Category Archives: style

Free Advice Can Cost You

redpencil_thaikrit“NEVER DO THIS advice about writing style is rarely helpful. Writing is not an exact science. Authorial voice matters.”

I tweeted the above as part of a conversation on Twitter last week, and it got retweeted around a bit. I thought it deserved a little bit of expansion, so I wrote this post as a follow-up. 🙂

One thing that the internet has made easy is the dissemination of advice. Not just in the publishing world, of course, but the internet makes it simple for any random person (like, say, me) to set up a blog and start handing out suggestions, rules, guidelines, or manifestos about anything they want.

The proliferation of free advice is great for lots of things, including, in many cases, the publishing world. It’s easy to get help when you need it on anything from grammar to word use to location research. The problem comes when personal preferences or opinions are presented as facts. The end result is that there’s a lot of writing advice floating around that’s just not all that good.

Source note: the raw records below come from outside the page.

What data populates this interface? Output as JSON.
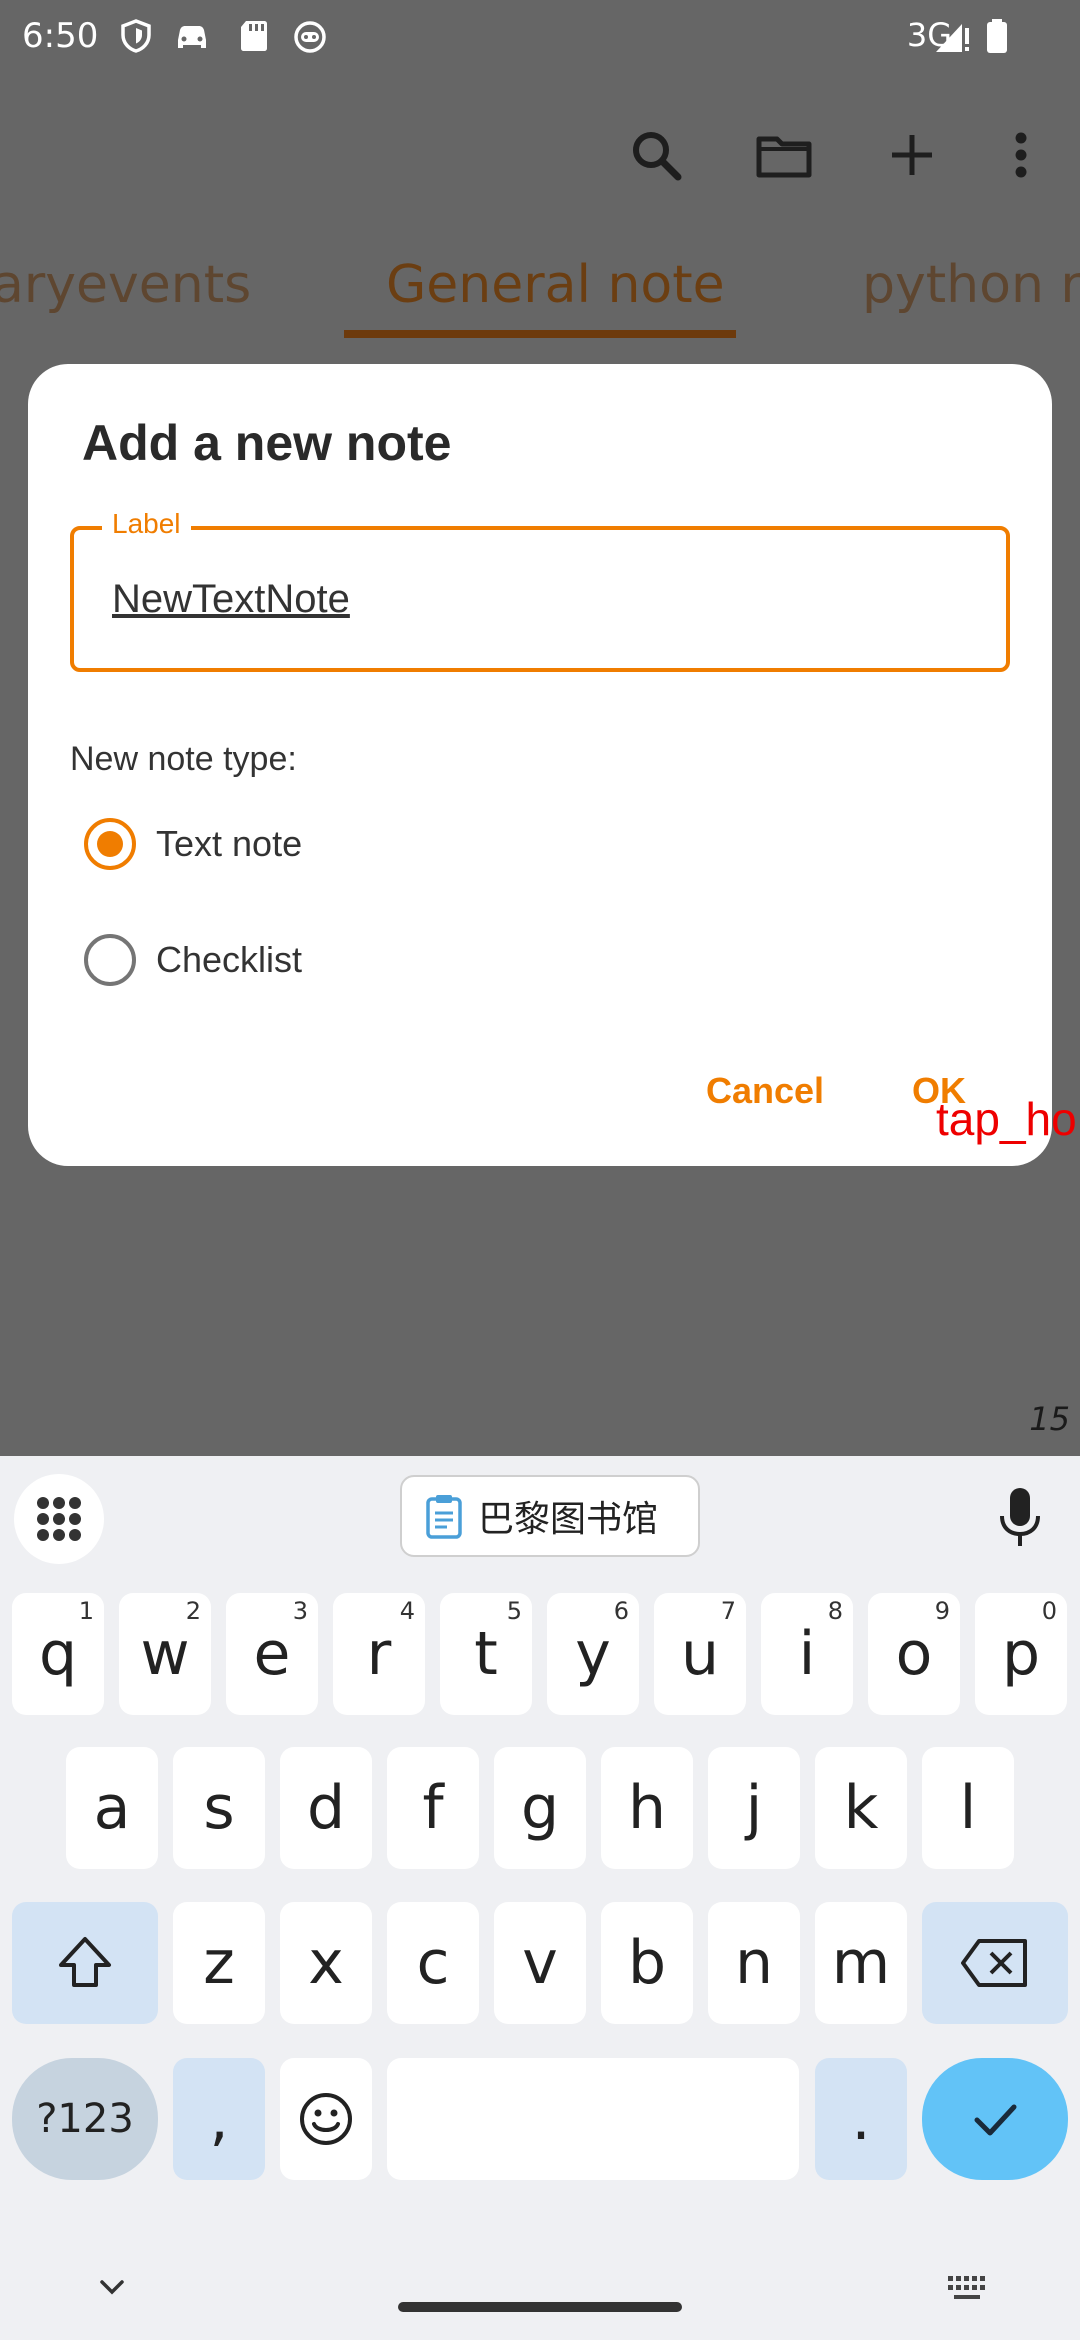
{
  "status_bar": {
    "time": "6:50",
    "network": "3G"
  },
  "tabs": [
    "aryevents",
    "General note",
    "python ru"
  ],
  "page_number": "15",
  "dialog": {
    "title": "Add a new note",
    "field_label": "Label",
    "field_value": "NewTextNote",
    "type_label": "New note type:",
    "options": [
      "Text note",
      "Checklist"
    ],
    "selected_option": "Text note",
    "cancel_label": "Cancel",
    "ok_label": "OK"
  },
  "overlay_tag": "tap_ho",
  "keyboard": {
    "clipboard_suggestion": "巴黎图书馆",
    "row1": [
      "q",
      "w",
      "e",
      "r",
      "t",
      "y",
      "u",
      "i",
      "o",
      "p"
    ],
    "row1_hints": [
      "1",
      "2",
      "3",
      "4",
      "5",
      "6",
      "7",
      "8",
      "9",
      "0"
    ],
    "row2": [
      "a",
      "s",
      "d",
      "f",
      "g",
      "h",
      "j",
      "k",
      "l"
    ],
    "row3": [
      "z",
      "x",
      "c",
      "v",
      "b",
      "n",
      "m"
    ],
    "symbols_label": "?123",
    "comma": ",",
    "period": "."
  },
  "colors": {
    "accent": "#f07d00",
    "scrim": "#666666",
    "enter_key": "#62c3f7"
  }
}
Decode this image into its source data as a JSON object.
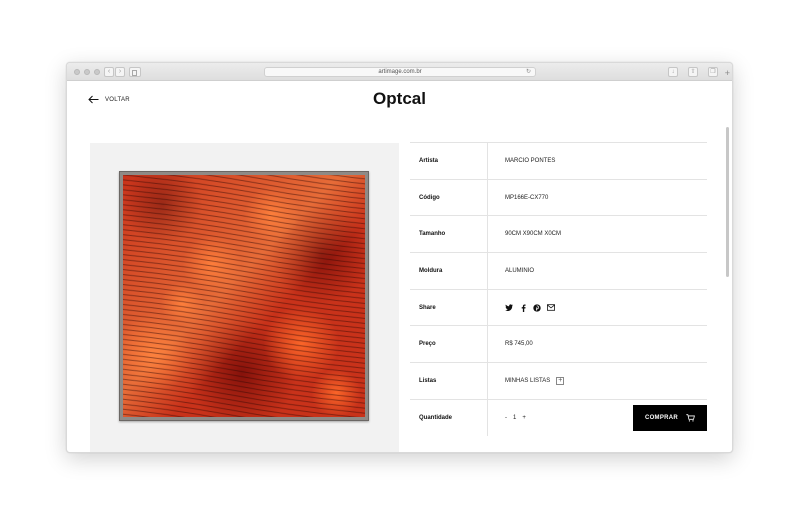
{
  "browser": {
    "url": "artimage.com.br"
  },
  "page": {
    "back_label": "VOLTAR",
    "title": "Optcal"
  },
  "specs": [
    {
      "label": "Artista",
      "value": "MARCIO PONTES"
    },
    {
      "label": "Código",
      "value": "MP166E-CX770"
    },
    {
      "label": "Tamanho",
      "value": "90CM X90CM X0CM"
    },
    {
      "label": "Moldura",
      "value": "ALUMINIO"
    },
    {
      "label": "Share",
      "value": ""
    },
    {
      "label": "Preço",
      "value": "R$ 745,00"
    },
    {
      "label": "Listas",
      "value": "MINHAS LISTAS"
    },
    {
      "label": "Quantidade",
      "value": ""
    }
  ],
  "share_icons": [
    "twitter-icon",
    "facebook-icon",
    "pinterest-icon",
    "email-icon"
  ],
  "quantity": {
    "minus": "-",
    "value": "1",
    "plus": "+"
  },
  "buy_button": {
    "label": "COMPRAR"
  },
  "colors": {
    "accent": "#000000",
    "artwork_base": "#c8321a"
  }
}
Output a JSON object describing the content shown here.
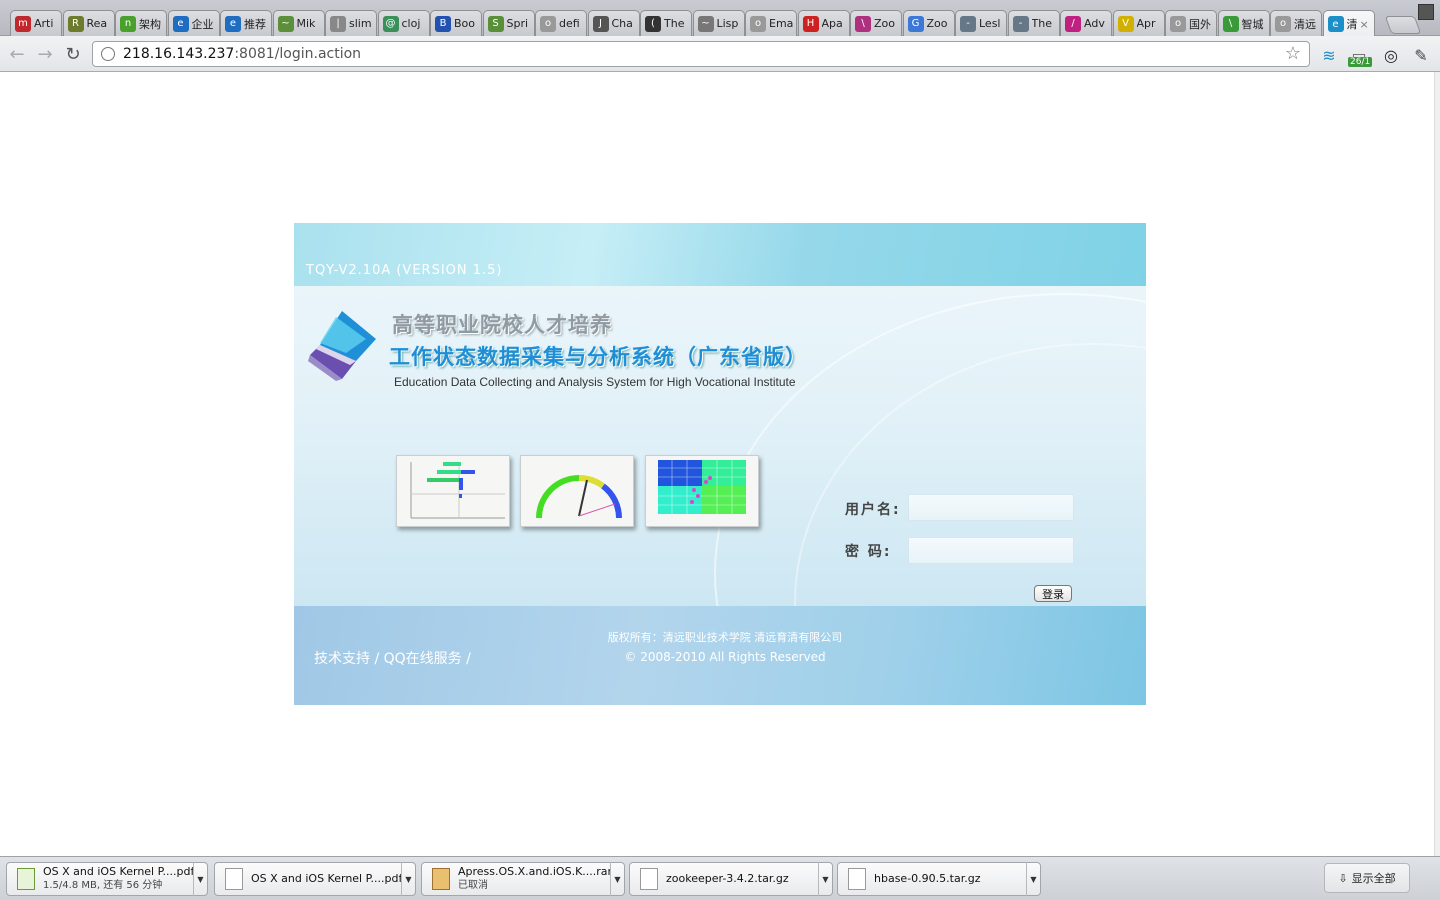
{
  "tabs": [
    {
      "label": "Arti",
      "color": "#c0282d",
      "glyph": "m"
    },
    {
      "label": "Rea",
      "color": "#6b7c2c",
      "glyph": "R"
    },
    {
      "label": "架构",
      "color": "#4aa02c",
      "glyph": "n"
    },
    {
      "label": "企业",
      "color": "#1f6dc1",
      "glyph": "e"
    },
    {
      "label": "推荐",
      "color": "#1f6dc1",
      "glyph": "e"
    },
    {
      "label": "Mik",
      "color": "#5b8f3a",
      "glyph": "~"
    },
    {
      "label": "slim",
      "color": "#888888",
      "glyph": "|"
    },
    {
      "label": "cloj",
      "color": "#3a8f5a",
      "glyph": "@"
    },
    {
      "label": "Boo",
      "color": "#2251b0",
      "glyph": "B"
    },
    {
      "label": "Spri",
      "color": "#5a8f3a",
      "glyph": "S"
    },
    {
      "label": "defi",
      "color": "#999999",
      "glyph": "o"
    },
    {
      "label": "Cha",
      "color": "#555555",
      "glyph": "J"
    },
    {
      "label": "The",
      "color": "#333333",
      "glyph": "("
    },
    {
      "label": "Lisp",
      "color": "#777777",
      "glyph": "~"
    },
    {
      "label": "Ema",
      "color": "#999999",
      "glyph": "o"
    },
    {
      "label": "Apa",
      "color": "#cc2222",
      "glyph": "H"
    },
    {
      "label": "Zoo",
      "color": "#b03080",
      "glyph": "\\"
    },
    {
      "label": "Zoo",
      "color": "#3c78d8",
      "glyph": "G"
    },
    {
      "label": "Lesl",
      "color": "#667788",
      "glyph": "-"
    },
    {
      "label": "The",
      "color": "#667788",
      "glyph": "-"
    },
    {
      "label": "Adv",
      "color": "#c02080",
      "glyph": "/"
    },
    {
      "label": "Apr",
      "color": "#d0b000",
      "glyph": "V"
    },
    {
      "label": "国外",
      "color": "#999999",
      "glyph": "o"
    },
    {
      "label": "智城",
      "color": "#3a9a3a",
      "glyph": "\\"
    },
    {
      "label": "清远",
      "color": "#999999",
      "glyph": "o"
    },
    {
      "label": "清",
      "color": "#1b8fc8",
      "glyph": "e",
      "active": true
    }
  ],
  "toolbar": {
    "back": "←",
    "forward": "→",
    "reload": "↻",
    "url_host": "218.16.143.237",
    "url_path": ":8081/login.action",
    "star": "☆",
    "ext_badge": "26/1"
  },
  "login": {
    "version": "TQY-V2.10A (VERSION 1.5)",
    "title_line1": "高等职业院校人才培养",
    "title_line2": "工作状态数据采集与分析系统（广东省版）",
    "subtitle": "Education Data Collecting and Analysis System for High Vocational Institute",
    "username_label": "用户名:",
    "password_label": "密  码:",
    "username_value": "",
    "password_value": "",
    "login_button": "登录",
    "support_links": "技术支持 / QQ在线服务 /",
    "copyright_line1": "版权所有：清远职业技术学院 清远育清有限公司",
    "copyright_line2": "© 2008-2010 All Rights Reserved",
    "colors": {
      "title_blue": "#1e8fd6",
      "title_gray": "#8f9aa3"
    }
  },
  "downloads": [
    {
      "name": "OS X and iOS Kernel P....pdf",
      "status": "1.5/4.8 MB, 还有 56 分钟",
      "icon": "pdf-progress-icon"
    },
    {
      "name": "OS X and iOS Kernel P....pdf",
      "status": "",
      "icon": "pdf-icon"
    },
    {
      "name": "Apress.OS.X.and.iOS.K....rar",
      "status": "已取消",
      "icon": "archive-icon"
    },
    {
      "name": "zookeeper-3.4.2.tar.gz",
      "status": "",
      "icon": "file-icon"
    },
    {
      "name": "hbase-0.90.5.tar.gz",
      "status": "",
      "icon": "file-icon"
    }
  ],
  "shelf": {
    "show_all": "显示全部"
  }
}
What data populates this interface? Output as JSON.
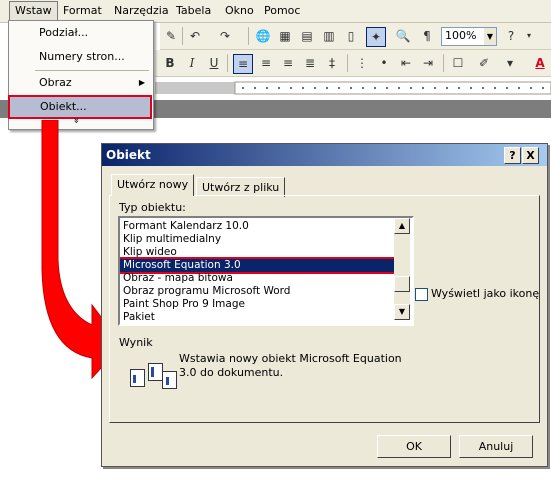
{
  "menubar": {
    "items": [
      "Wstaw",
      "Format",
      "Narzędzia",
      "Tabela",
      "Okno",
      "Pomoc"
    ]
  },
  "toolbar": {
    "zoom": "100%"
  },
  "insert_menu": {
    "items": [
      "Podział...",
      "Numery stron...",
      "Obraz",
      "Obiekt..."
    ],
    "more": "»"
  },
  "dialog": {
    "title": "Obiekt",
    "help_btn": "?",
    "close_btn": "X",
    "tabs": [
      "Utwórz nowy",
      "Utwórz z pliku"
    ],
    "object_type_label": "Typ obiektu:",
    "object_types": [
      "Formant Kalendarz 10.0",
      "Klip multimedialny",
      "Klip wideo",
      "Microsoft Equation 3.0",
      "Obraz - mapa bitowa",
      "Obraz programu Microsoft Word",
      "Paint Shop Pro 9 Image",
      "Pakiet"
    ],
    "selected_type": "Microsoft Equation 3.0",
    "display_as_icon": "Wyświetl jako ikonę",
    "result_label": "Wynik",
    "result_text": "Wstawia nowy obiekt Microsoft Equation 3.0 do dokumentu.",
    "ok": "OK",
    "cancel": "Anuluj"
  },
  "colors": {
    "highlight": "#e0001b",
    "selection": "#0a246a",
    "dialog_bg": "#ece9d8"
  }
}
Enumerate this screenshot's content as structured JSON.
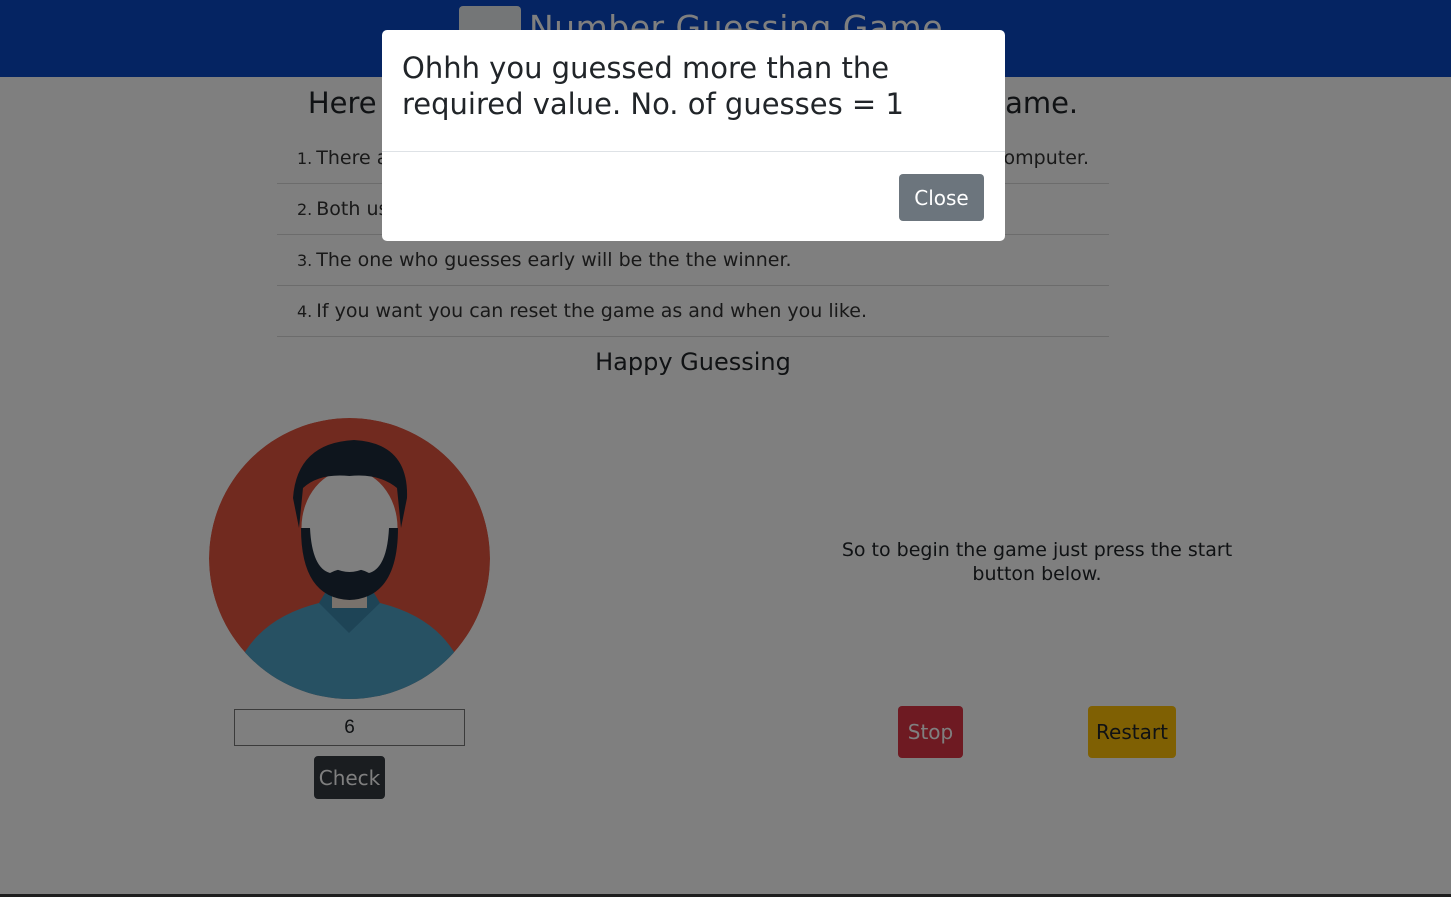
{
  "header": {
    "title": "Number Guessing Game",
    "logo_icon": "smiley-face-icon",
    "background": "#0a48c4"
  },
  "rules": {
    "heading_left": "Here",
    "heading_right": "ame.",
    "items": [
      {
        "num": "1.",
        "left": "There a",
        "right": "omputer."
      },
      {
        "num": "2.",
        "left": "Both us",
        "right": ""
      },
      {
        "num": "3.",
        "left": "The one who guesses early will be the the winner.",
        "right": ""
      },
      {
        "num": "4.",
        "left": "If you want you can reset the game as and when you like.",
        "right": ""
      }
    ]
  },
  "happy_guessing": "Happy Guessing",
  "player": {
    "avatar_icon": "bearded-man-avatar-icon",
    "guess_value": "6",
    "check_label": "Check"
  },
  "game": {
    "begin_text": "So to begin the game just press the start button below.",
    "stop_label": "Stop",
    "restart_label": "Restart"
  },
  "modal": {
    "message": "Ohhh you guessed more than the required value. No. of guesses = 1",
    "close_label": "Close"
  }
}
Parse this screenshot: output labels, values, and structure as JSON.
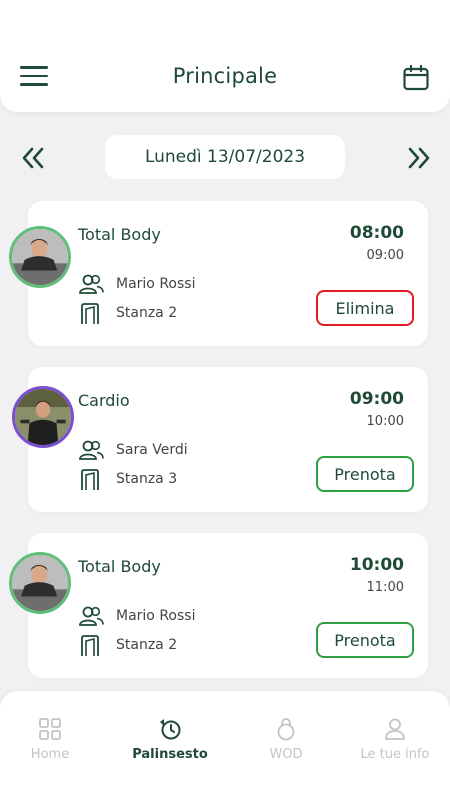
{
  "header": {
    "title": "Principale",
    "menu_icon": "hamburger-menu-icon",
    "calendar_icon": "calendar-icon"
  },
  "date_nav": {
    "current_date": "Lunedì 13/07/2023",
    "prev_icon": "double-chevron-left-icon",
    "next_icon": "double-chevron-right-icon"
  },
  "classes": [
    {
      "name": "Total Body",
      "start": "08:00",
      "end": "09:00",
      "instructor": "Mario Rossi",
      "room": "Stanza 2",
      "action": "Elimina",
      "action_type": "delete",
      "avatar_ring": "#5fc07a"
    },
    {
      "name": "Cardio",
      "start": "09:00",
      "end": "10:00",
      "instructor": "Sara Verdi",
      "room": "Stanza 3",
      "action": "Prenota",
      "action_type": "book",
      "avatar_ring": "#7a4fd3"
    },
    {
      "name": "Total Body",
      "start": "10:00",
      "end": "11:00",
      "instructor": "Mario Rossi",
      "room": "Stanza 2",
      "action": "Prenota",
      "action_type": "book",
      "avatar_ring": "#5fc07a"
    }
  ],
  "bottom_nav": {
    "items": [
      {
        "label": "Home",
        "icon": "grid-icon",
        "active": false
      },
      {
        "label": "Palinsesto",
        "icon": "schedule-icon",
        "active": true
      },
      {
        "label": "WOD",
        "icon": "kettlebell-icon",
        "active": false
      },
      {
        "label": "Le tue info",
        "icon": "user-icon",
        "active": false
      }
    ]
  },
  "colors": {
    "primary": "#1f4a36",
    "delete": "#e01b24",
    "book": "#2ea043",
    "background": "#f1f1f3",
    "inactive": "#c4c4c4"
  }
}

When it comes to grammar and usage, most things are pretty clear-cut. There are widely agreed-upon rules regarding how to use the language, and even if not every source agrees, you’ll generally find consensus among different guides on things like word meanings, punctuation, and spelling. Where there isn’t a clear “winner,” a preference may emerge—or your publisher will have a house style that will take care of it.

Other issues aren’t so clear-cut. Idiomatic expressions, metaphors and similes, meter and flow… these are questions related to the author’s writing style, and they don’t have easy answers. They are likely to come down to clarity and authorial voice. To go back to that tweet, generally speaking, advice related to writing style that says to “NEVER DO THIS” is not helpful, no matter what “THIS” is.

Considering the collaborative nature of so much in publishing, it can be easy to forget that editing and writing are far different skills. Writing is a creative art, whereas editing is far more of a science. It’s all too easy for editors to get caught up in the science and lose sight of the art.

I think one of the most difficult things for a fiction editor to learn is how to fix problems without damaging the inherent voice of the author. Even when editors have good reasons for their suggested changes, that doesn’t mean they’re right, or what’s best for the story. I’m not advocating starting editorial fights by any means, but authors who feel strongly about the way they’ve written something shouldn’t hesitate to argue in favor of keeping it.

With every set of edits I receive, I go through basically the same process. I make one pass through to accept or fix everything that I immediately agree with: typos, missing words, incorrect words, and so on. Anything that needs more consideration or that I disagree with gets skipped. Most of the time, that first review clears most of the editor’s comments.

On the second trip through, I look at things more closely. If I agree with the editor’s comment, then I figure out a way to fix it. If I don’t, I mark the passage and explain my reasoning in a comment. Most of the second category contains instances where I think the editor has misread something or has corrected something that wasn’t actually wrong. Often, the choice comes down to “I think it reads better this way.” And pretty much every time, my version is what makes it through to the final copy. Not because I’m “right” and the editor is “wrong,” but because there is no right or wrong, only a preference. And my name is the one that’s on the story.

So the lesson? As with anything on the internet, don’t take every piece of writing advice you read at face value. Figure out what works for your story. And most of all, never say “NEVER.”

Image courtesy of thaikrit / FreeDigitalPhotos.net

>Outside My Realm

>I’m in the midst of editing a novel for an online friend. Only trouble is, it’s not my type of story. It’s fantasy, which I’ve read at times but which I tend to find overwrought and overly descriptive. Still, I can recognize that my friend’s done a good job avoiding the annoying parts of the genre while still staying true to the core. And I can edit almost anything for basic style, grammar, and sense, which is mainly what she wanted from me anyway.

This brings up some interesting questions. My “day job” consists of technical editing, and I’ve worked as a writer and editor in a number of different areas over the years: newspaper, magazines and journals, public relations. I’ve learnd two primary lessons—I don’t want to write for someone else for a living (because then I lose interest in writing for myself), and I don’t want to work with any subject matter that holds no interest for me, as writer or editor.

My current writing is gay romance. This is a spinoff from fan fiction I’ve written recently, but I’ve written fanfic in the past without crossing over into original fiction. I’ve tried, but it’s never worked for me. I’m not really sure what made the difference this time. I’m also writing much longer stories now than I did previously.

For those of you who are writers or editors, do you stick with a specific genre, subject matter, even length? If so, how did you get started working with that type of material? How much do you experiment outside your usual “comfort” range? Have you ever tried something new and loved it? Tried something new and found it just didn’t work for you? What do you think it is that makes the difference?